Last night I heard crying in Elder Hall where we are having the children sleep. One of the children had lost a tooth and we thought we had best play the fairy. Even if their parents are gone, we did not want them to feel that all the magic had been taken out of the world for them. I had just placed some money under the child’s pillow and taken away the tooth when I heard it. Bless them, they were muffled. I assume so that they would not disturb the others. I walked carefully over to them and asked what was wrong.
“I miss my parents,” the child said. I grimaced and knelt down. I did what I could to console them, mostly by asking them what we did today and what was to be done tomorrow. I asked every distracting question I could think of, and yet at the end of it, they still missed their parents.
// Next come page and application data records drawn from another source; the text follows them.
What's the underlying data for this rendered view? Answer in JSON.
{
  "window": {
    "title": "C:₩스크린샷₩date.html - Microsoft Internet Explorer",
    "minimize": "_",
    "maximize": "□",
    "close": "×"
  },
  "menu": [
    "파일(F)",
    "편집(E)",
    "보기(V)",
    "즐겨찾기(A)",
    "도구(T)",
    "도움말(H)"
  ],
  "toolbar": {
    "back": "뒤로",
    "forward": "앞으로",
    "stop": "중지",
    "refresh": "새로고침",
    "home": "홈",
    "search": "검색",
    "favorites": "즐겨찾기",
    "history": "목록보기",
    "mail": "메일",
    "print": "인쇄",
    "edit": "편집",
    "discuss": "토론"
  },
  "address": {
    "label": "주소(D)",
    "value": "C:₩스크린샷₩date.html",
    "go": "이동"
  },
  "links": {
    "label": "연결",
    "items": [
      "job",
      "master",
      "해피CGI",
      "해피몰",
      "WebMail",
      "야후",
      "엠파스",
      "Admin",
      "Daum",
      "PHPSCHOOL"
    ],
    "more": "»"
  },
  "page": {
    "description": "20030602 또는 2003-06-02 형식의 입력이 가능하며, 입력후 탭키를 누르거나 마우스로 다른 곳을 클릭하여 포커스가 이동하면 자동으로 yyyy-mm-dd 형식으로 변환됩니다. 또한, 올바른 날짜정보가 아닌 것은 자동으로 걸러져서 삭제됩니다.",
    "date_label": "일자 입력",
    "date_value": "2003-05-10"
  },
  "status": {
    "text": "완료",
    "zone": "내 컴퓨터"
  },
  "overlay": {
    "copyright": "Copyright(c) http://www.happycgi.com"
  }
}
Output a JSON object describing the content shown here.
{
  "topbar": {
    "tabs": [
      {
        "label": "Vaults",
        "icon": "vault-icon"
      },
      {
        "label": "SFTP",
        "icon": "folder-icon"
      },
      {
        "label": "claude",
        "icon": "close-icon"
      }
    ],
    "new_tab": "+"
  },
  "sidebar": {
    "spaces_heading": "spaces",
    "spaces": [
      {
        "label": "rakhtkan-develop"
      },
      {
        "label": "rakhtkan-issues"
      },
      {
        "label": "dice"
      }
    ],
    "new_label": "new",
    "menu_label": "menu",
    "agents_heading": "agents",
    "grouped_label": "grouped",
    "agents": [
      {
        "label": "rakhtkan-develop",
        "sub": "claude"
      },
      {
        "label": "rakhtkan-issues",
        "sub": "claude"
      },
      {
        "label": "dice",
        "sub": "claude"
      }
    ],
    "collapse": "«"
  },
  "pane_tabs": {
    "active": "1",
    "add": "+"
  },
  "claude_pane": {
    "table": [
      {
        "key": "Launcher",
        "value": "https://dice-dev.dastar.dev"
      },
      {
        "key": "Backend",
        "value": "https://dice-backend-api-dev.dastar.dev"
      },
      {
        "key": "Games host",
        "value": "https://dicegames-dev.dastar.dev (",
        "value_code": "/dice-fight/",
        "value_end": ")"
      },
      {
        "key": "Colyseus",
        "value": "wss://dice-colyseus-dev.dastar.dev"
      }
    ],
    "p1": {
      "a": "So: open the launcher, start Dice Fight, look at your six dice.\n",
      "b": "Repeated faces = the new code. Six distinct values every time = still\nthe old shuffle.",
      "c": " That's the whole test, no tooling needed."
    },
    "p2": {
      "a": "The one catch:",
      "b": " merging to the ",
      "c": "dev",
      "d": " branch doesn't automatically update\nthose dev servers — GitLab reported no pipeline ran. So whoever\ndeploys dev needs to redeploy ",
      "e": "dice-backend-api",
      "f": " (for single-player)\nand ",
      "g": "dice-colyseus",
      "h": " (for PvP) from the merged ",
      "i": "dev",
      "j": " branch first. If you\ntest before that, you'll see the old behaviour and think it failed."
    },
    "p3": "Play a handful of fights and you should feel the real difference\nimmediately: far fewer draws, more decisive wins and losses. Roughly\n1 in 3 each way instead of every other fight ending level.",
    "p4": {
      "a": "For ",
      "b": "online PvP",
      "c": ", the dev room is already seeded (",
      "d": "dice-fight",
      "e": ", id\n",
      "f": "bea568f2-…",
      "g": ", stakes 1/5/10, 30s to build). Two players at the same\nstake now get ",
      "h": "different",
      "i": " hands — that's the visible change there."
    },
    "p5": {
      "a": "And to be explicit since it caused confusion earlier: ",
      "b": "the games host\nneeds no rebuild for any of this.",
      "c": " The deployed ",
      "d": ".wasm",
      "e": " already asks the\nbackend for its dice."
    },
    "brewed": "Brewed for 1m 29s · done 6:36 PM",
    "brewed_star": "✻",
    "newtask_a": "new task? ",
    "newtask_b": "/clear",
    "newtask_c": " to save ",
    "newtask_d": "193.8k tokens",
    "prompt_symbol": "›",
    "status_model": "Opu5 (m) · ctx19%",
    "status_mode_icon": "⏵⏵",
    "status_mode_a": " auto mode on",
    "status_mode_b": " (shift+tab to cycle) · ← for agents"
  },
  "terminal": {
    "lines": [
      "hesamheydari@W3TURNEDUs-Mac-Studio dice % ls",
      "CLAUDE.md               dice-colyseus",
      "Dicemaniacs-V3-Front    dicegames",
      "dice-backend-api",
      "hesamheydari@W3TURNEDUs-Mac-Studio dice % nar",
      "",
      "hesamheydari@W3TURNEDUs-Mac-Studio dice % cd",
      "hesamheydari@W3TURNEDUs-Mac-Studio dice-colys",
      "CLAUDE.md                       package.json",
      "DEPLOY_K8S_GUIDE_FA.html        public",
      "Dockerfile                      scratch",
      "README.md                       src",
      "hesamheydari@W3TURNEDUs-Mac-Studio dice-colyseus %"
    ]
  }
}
Of course they did. Who wouldn’t? Kids may have short attentions and memories, but how can we think to take away that ache?
So I did the only other thing I could think of. I said, “Breathe.” And I walked him through the meaning of “Breathe.” When I say “Breathe” I mean not only to breathe in air, but to breathe with your soul. To breathe through with your stomach, with your arms and legs, your muscles and bones. To breathe so your back can stretch with air. To breathe enough to cool your mind with the calm soothing breath of life. And to breathe long and slow.
And so I breathed with him until, magically, he relaxed and fell asleep.
I wonder how many just need someone to sit and breathe with them for a while. Perhaps there is some truth here.